Jen Spiegel/slideandbanjo.com

Bluegrass group The Way Down Wanderers poured their hearts and souls into their Oct. 1 performance in front of a bubbly audience at Eddie’s Attic, a local music venue in North Decatur. 

For singer Collin Krause, the show served as proof of the band’s recent progress and success. 

“Last time we played here, there was almost nobody in the crowd,” he told the group of onlookers. “So seeing all of you really warms our hearts.” 

The five-man band squeezed onto the stage, sporting their hippie-esque look — years of touring, traveling and recording all reflected in their rugged appearance and soulful sound. 

While the band is regarded for their unique mix of Americana genres, The Way Down Wanderers hail from a part of the country not typically recognized for these styles. “They’re from Chicago?” asked one audience member. “I don’t believe it!” said another. Believe it or not, the group traveled from Peoria, Ill., a town just 30 minutes south of the big city. 

The group recently released their sophomore album, “illusions,” which at times strays from the bluegrass melodies apparent on their self-titled, debut record. For this particular Atlanta performance, however, the group stuck to their roots and organized their setlist around their original sound, playing crowd favorites such as “Your Will Is a Wildflower” and “Wildfire.” The group even took musical risks by adding variations to their recorded tracks, including a mean banjo solo on “ALL MY WORDS” and a live fadeout on “CROOKED PINES.” 
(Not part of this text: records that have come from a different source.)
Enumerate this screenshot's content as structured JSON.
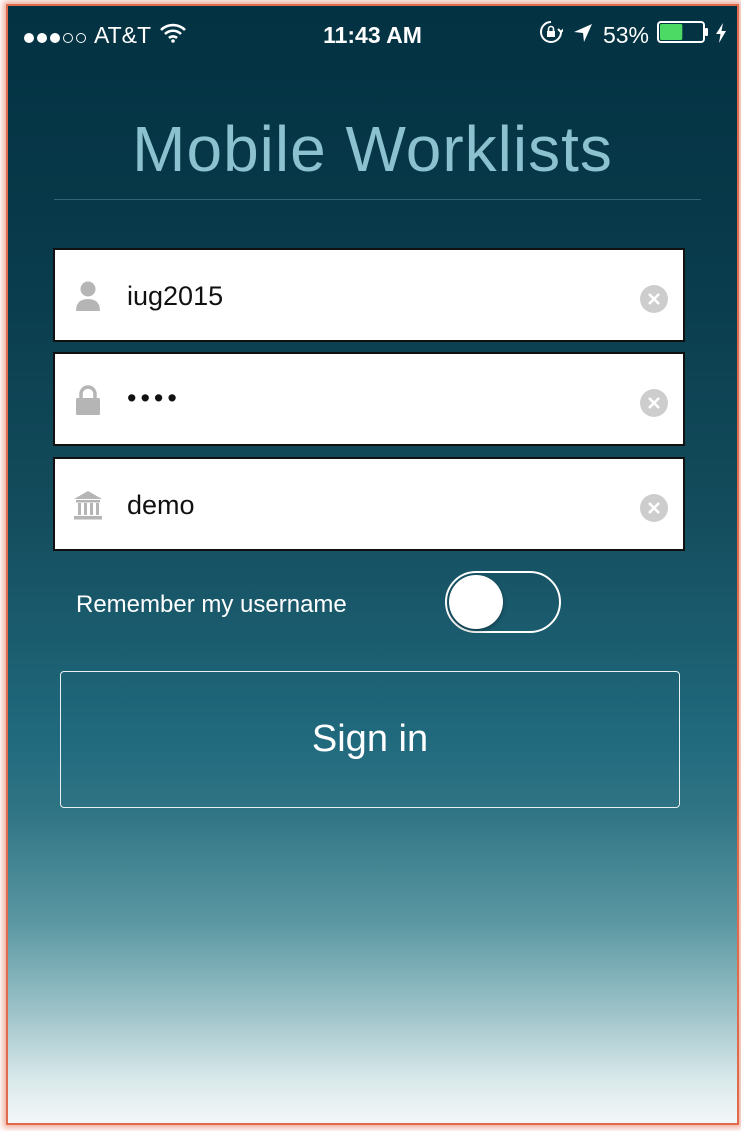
{
  "status_bar": {
    "signal_bars": {
      "filled": 3,
      "total": 5
    },
    "carrier": "AT&T",
    "time": "11:43 AM",
    "battery_percent": "53%",
    "battery_level": 0.53,
    "icons": [
      "signal-dots-icon",
      "wifi-icon",
      "rotation-lock-icon",
      "location-arrow-icon",
      "battery-icon",
      "charging-bolt-icon"
    ]
  },
  "app": {
    "title": "Mobile Worklists"
  },
  "form": {
    "username": {
      "value": "iug2015",
      "icon": "user-icon"
    },
    "password": {
      "value": "••••",
      "icon": "lock-icon"
    },
    "institution": {
      "value": "demo",
      "icon": "institution-icon"
    },
    "remember": {
      "label": "Remember my username",
      "enabled": false
    },
    "sign_in_label": "Sign in"
  },
  "colors": {
    "title": "#8cc1cf",
    "background_top": "#033242",
    "background_mid": "#216a7e",
    "background_bottom": "#f3f7f8",
    "frame_border": "#e06b4c",
    "clear_button": "#cdcdcd",
    "field_icon": "#b5b5b5"
  }
}
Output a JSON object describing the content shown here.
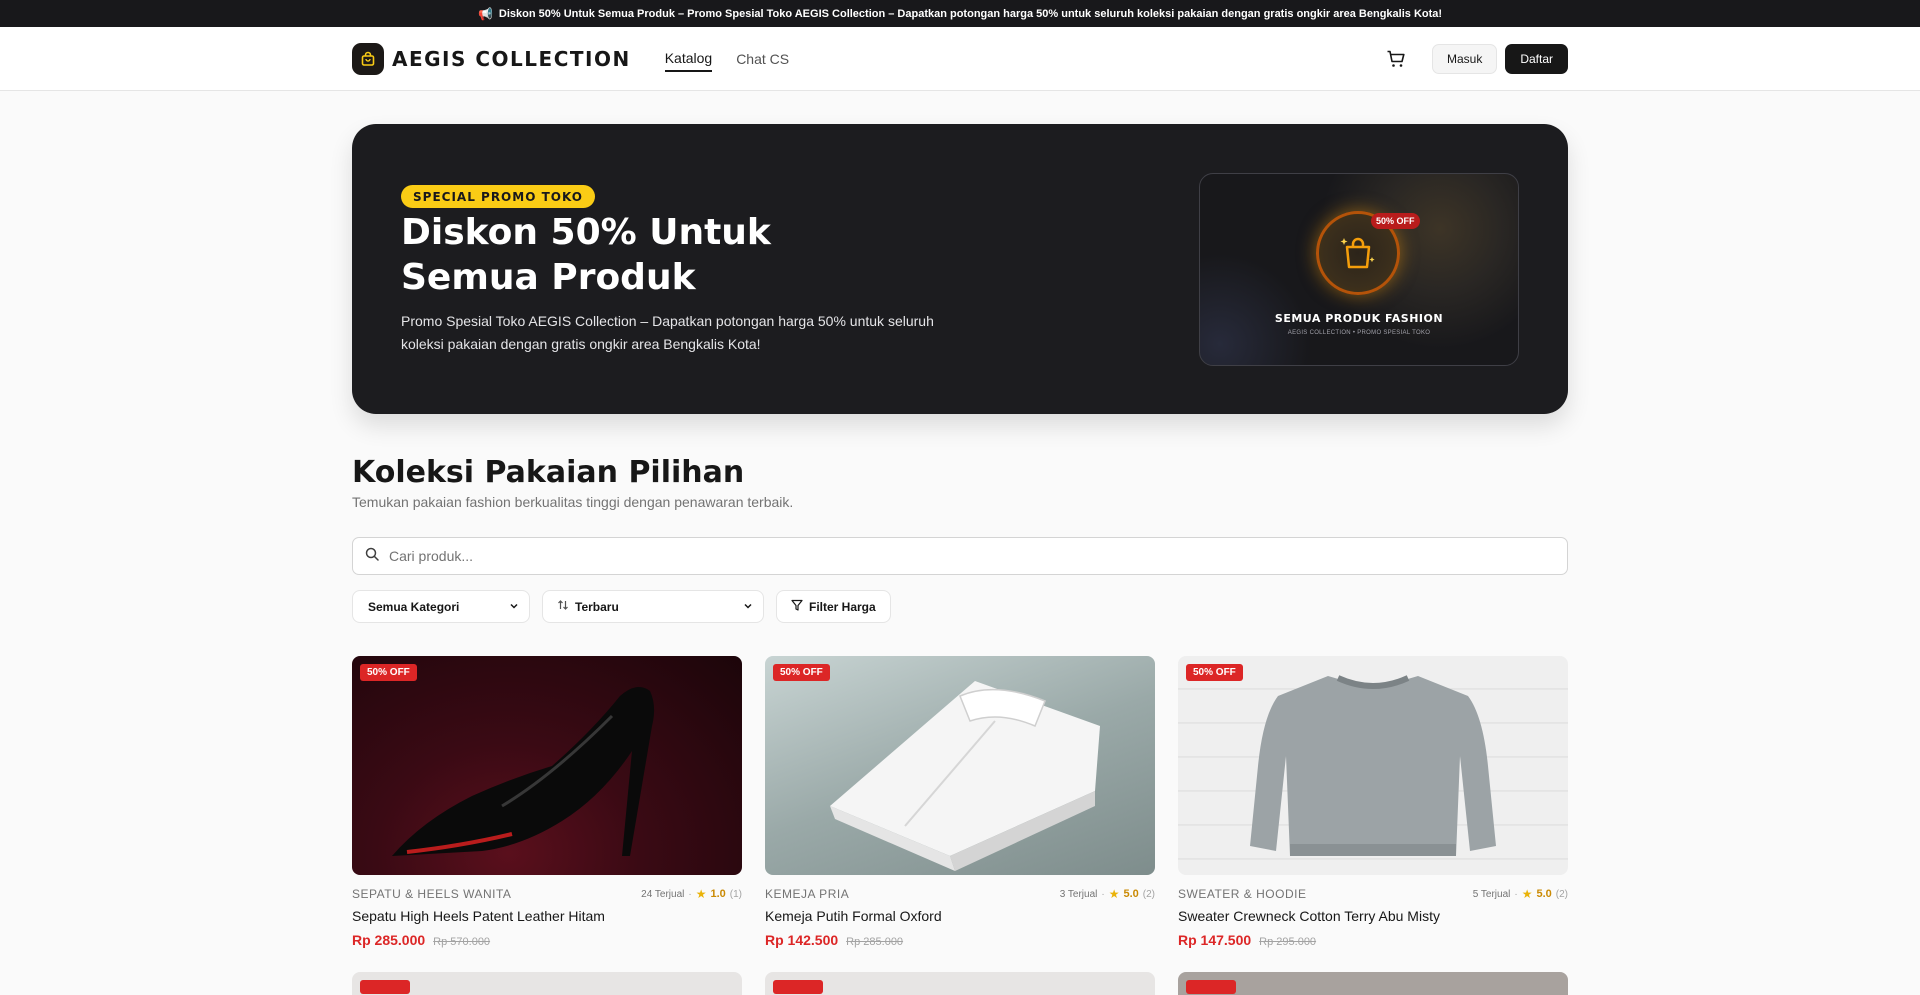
{
  "announcement": {
    "icon": "megaphone-icon",
    "text": "Diskon 50% Untuk Semua Produk – Promo Spesial Toko AEGIS Collection – Dapatkan potongan harga 50% untuk seluruh koleksi pakaian dengan gratis ongkir area Bengkalis Kota!"
  },
  "header": {
    "brand": "AEGIS COLLECTION",
    "nav": [
      {
        "label": "Katalog",
        "active": true
      },
      {
        "label": "Chat CS",
        "active": false
      }
    ],
    "login_label": "Masuk",
    "register_label": "Daftar"
  },
  "hero": {
    "badge": "SPECIAL PROMO TOKO",
    "title": "Diskon 50% Untuk Semua Produk",
    "description": "Promo Spesial Toko AEGIS Collection – Dapatkan potongan harga 50% untuk seluruh koleksi pakaian dengan gratis ongkir area Bengkalis Kota!",
    "card": {
      "discount": "50% OFF",
      "title": "SEMUA PRODUK FASHION",
      "subtitle": "AEGIS COLLECTION • PROMO SPESIAL TOKO"
    }
  },
  "section": {
    "title": "Koleksi Pakaian Pilihan",
    "subtitle": "Temukan pakaian fashion berkualitas tinggi dengan penawaran terbaik."
  },
  "search": {
    "placeholder": "Cari produk...",
    "value": ""
  },
  "filters": {
    "category": "Semua Kategori",
    "sort": "Terbaru",
    "price_filter": "Filter Harga"
  },
  "products": [
    {
      "discount": "50% OFF",
      "category": "SEPATU & HEELS WANITA",
      "sold": "24 Terjual",
      "rating": "1.0",
      "reviews": "(1)",
      "name": "Sepatu High Heels Patent Leather Hitam",
      "price": "Rp 285.000",
      "old_price": "Rp 570.000"
    },
    {
      "discount": "50% OFF",
      "category": "KEMEJA PRIA",
      "sold": "3 Terjual",
      "rating": "5.0",
      "reviews": "(2)",
      "name": "Kemeja Putih Formal Oxford",
      "price": "Rp 142.500",
      "old_price": "Rp 285.000"
    },
    {
      "discount": "50% OFF",
      "category": "SWEATER & HOODIE",
      "sold": "5 Terjual",
      "rating": "5.0",
      "reviews": "(2)",
      "name": "Sweater Crewneck Cotton Terry Abu Misty",
      "price": "Rp 147.500",
      "old_price": "Rp 295.000"
    }
  ]
}
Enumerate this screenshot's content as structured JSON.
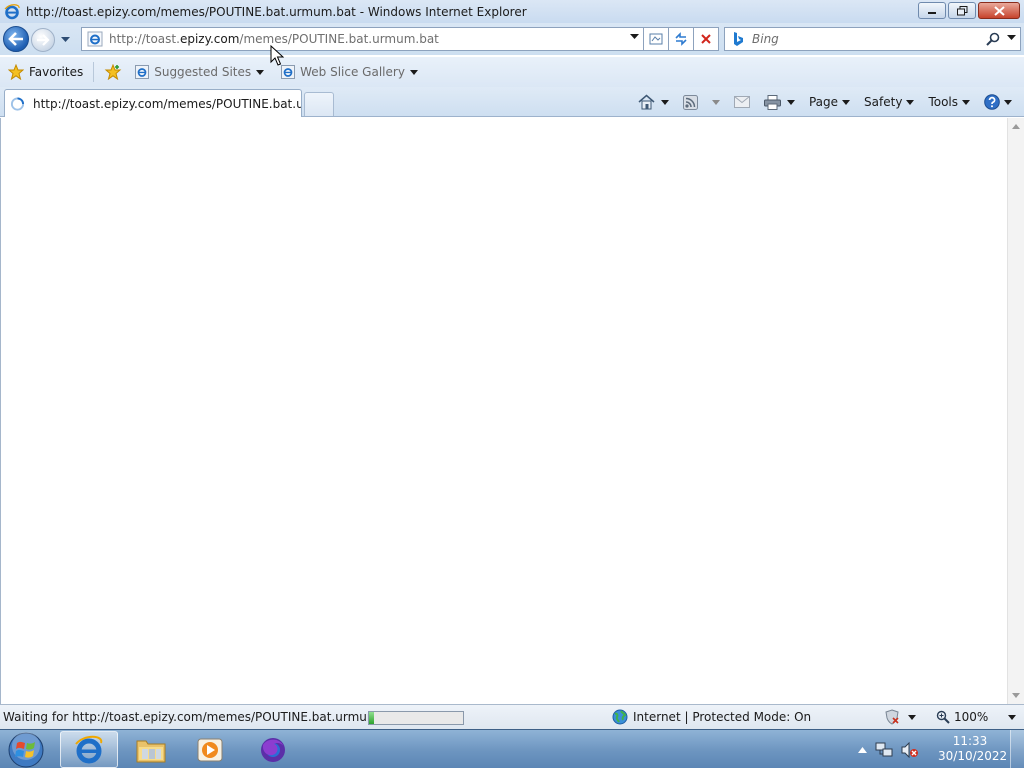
{
  "window": {
    "title": "http://toast.epizy.com/memes/POUTINE.bat.urmum.bat - Windows Internet Explorer"
  },
  "address_bar": {
    "url_prefix": "http://toast.",
    "url_domain": "epizy.com",
    "url_rest": "/memes/POUTINE.bat.urmum.bat"
  },
  "search": {
    "placeholder": "Bing"
  },
  "favorites_bar": {
    "favorites_label": "Favorites",
    "suggested_sites_label": "Suggested Sites",
    "web_slice_gallery_label": "Web Slice Gallery"
  },
  "tab": {
    "title": "http://toast.epizy.com/memes/POUTINE.bat.ur..."
  },
  "command_bar": {
    "page_label": "Page",
    "safety_label": "Safety",
    "tools_label": "Tools"
  },
  "status_bar": {
    "message": "Waiting for http://toast.epizy.com/memes/POUTINE.bat.urmum.bat",
    "progress_fraction": 0.05,
    "zone": "Internet | Protected Mode: On",
    "zoom": "100%"
  },
  "taskbar": {
    "time": "11:33",
    "date": "30/10/2022"
  },
  "icons": {
    "back": "back-arrow-icon",
    "forward": "forward-arrow-icon",
    "refresh": "refresh-icon",
    "stop": "stop-icon",
    "compatibility": "compatibility-view-icon",
    "search": "magnifier-icon",
    "home": "home-icon",
    "feeds": "rss-icon",
    "mail": "mail-icon",
    "print": "printer-icon",
    "help": "help-icon",
    "globe": "globe-icon"
  },
  "colors": {
    "accent": "#1e5eb2",
    "close_button": "#c7432c",
    "taskbar": "#6d95c0",
    "progress": "#2ea42e"
  }
}
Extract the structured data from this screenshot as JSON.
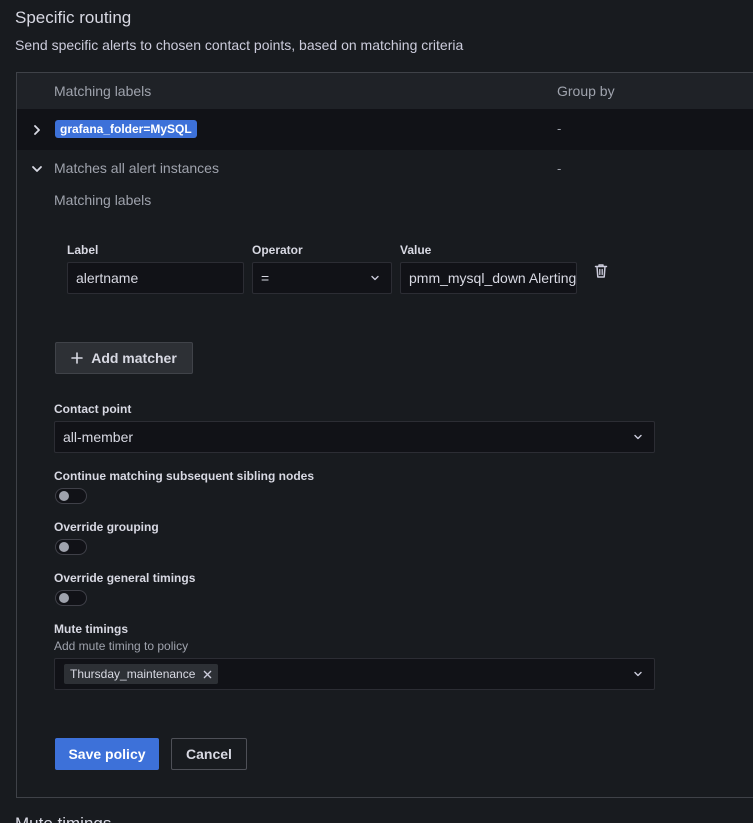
{
  "section": {
    "title": "Specific routing",
    "description": "Send specific alerts to chosen contact points, based on matching criteria"
  },
  "table": {
    "col_matching_labels": "Matching labels",
    "col_group_by": "Group by",
    "rows": [
      {
        "matcher": "grafana_folder=MySQL",
        "group_by": "-",
        "expanded": false
      },
      {
        "matcher": "Matches all alert instances",
        "group_by": "-",
        "expanded": true
      }
    ]
  },
  "editor": {
    "matching_labels_heading": "Matching labels",
    "label_header": "Label",
    "operator_header": "Operator",
    "value_header": "Value",
    "matcher": {
      "label": "alertname",
      "operator": "=",
      "value": "pmm_mysql_down Alerting"
    },
    "add_matcher_label": "Add matcher",
    "contact_point_label": "Contact point",
    "contact_point_value": "all-member",
    "continue_matching_label": "Continue matching subsequent sibling nodes",
    "override_grouping_label": "Override grouping",
    "override_timings_label": "Override general timings",
    "mute_timings_label": "Mute timings",
    "mute_timings_description": "Add mute timing to policy",
    "mute_timings_selected": [
      "Thursday_maintenance"
    ],
    "save_label": "Save policy",
    "cancel_label": "Cancel"
  },
  "next_section_title": "Mute timings",
  "colors": {
    "primary": "#3d71d9",
    "background": "#181b1f",
    "input_background": "#111217"
  },
  "icons": [
    "chevron-right-icon",
    "chevron-down-icon",
    "trash-icon",
    "plus-icon",
    "caret-down-icon",
    "close-icon"
  ]
}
The band members achieved impressive harmonies, with each member jumping in on the vocal arrangements to create a single, magnificent sound. The beauty of their overall tone surfaced through the individual instrumental blends, which created a unified, upbeat and toe-tapping rhythm. To add to this overflowing pool of talent, each of the members displayed their multi-instrumental skills. Co-lead singer Austin Krause-Thompson took breaks from his guitar playing to accompany the band on synthesizer and shaker. Krause traded between acoustic and electric guitar, while also swapping his mandolin for a fiddle. Bassist John Williams surprised the crowd with spoken word, while banjo player Travis Kowalsky took over on electric guitar. Last but not least, drummer John Merikoski took a hiatus from his kick drum to showcase his show-stopping skills on the spoons, an odd instrument to see today. 

The two frontmen sublimely fed off each others’ energy. While both displayed their unique voices and vocal ranges, Krause-Thompson took the stage with a calm and collected energy as Krause jumped up and down during various points of the performance with his beaming smile and swaying dreadlocks. 

The Way Down Wanderers proved case in point that music is best experienced live in its rawest form. The band often boasts that their live performances are arguably just as good as their recorded versions, but hearing the rustic strums of a mandolin on headphones draws no comparison to experiencing the low hum of an upright bass in person. Besides showcasing the beauty of live music, the band also commented on bluegrass’ unfortunate decline, as it is a genre that younger audiences are turning their backs on. 

The Tuesday night crowd was a small but mighty crew, mostly comprised of older couples and a handful of families, unafraid to whoop and holler after a crushing fiddle solo or a soothing melody of harmonies. Although audience members sat at round tables, their enthusiasm was infectious as they tapped their feet to the upbeat rhythm of the kick drum. During one point in the performance, a particular audience member could not suppress her urge to dance any longer, so she stood up and started grooving to the beat. She earned a raucous cheer from the crowd and a nod of approval from the band.

The Way Down Wanderers closed their show with an all-acoustic, traditional-sounding bluegrass song and performed it in the middle of the audience, showcasing that audience participation and support is just as important to the group’s overall success as the band members themselves. As the crowd sang along to this final track, the eyes of The Way Down Wanderers gleamed with hope of success for themselves and hope for the future of their beloved bluegrass. 

 

Grade: A-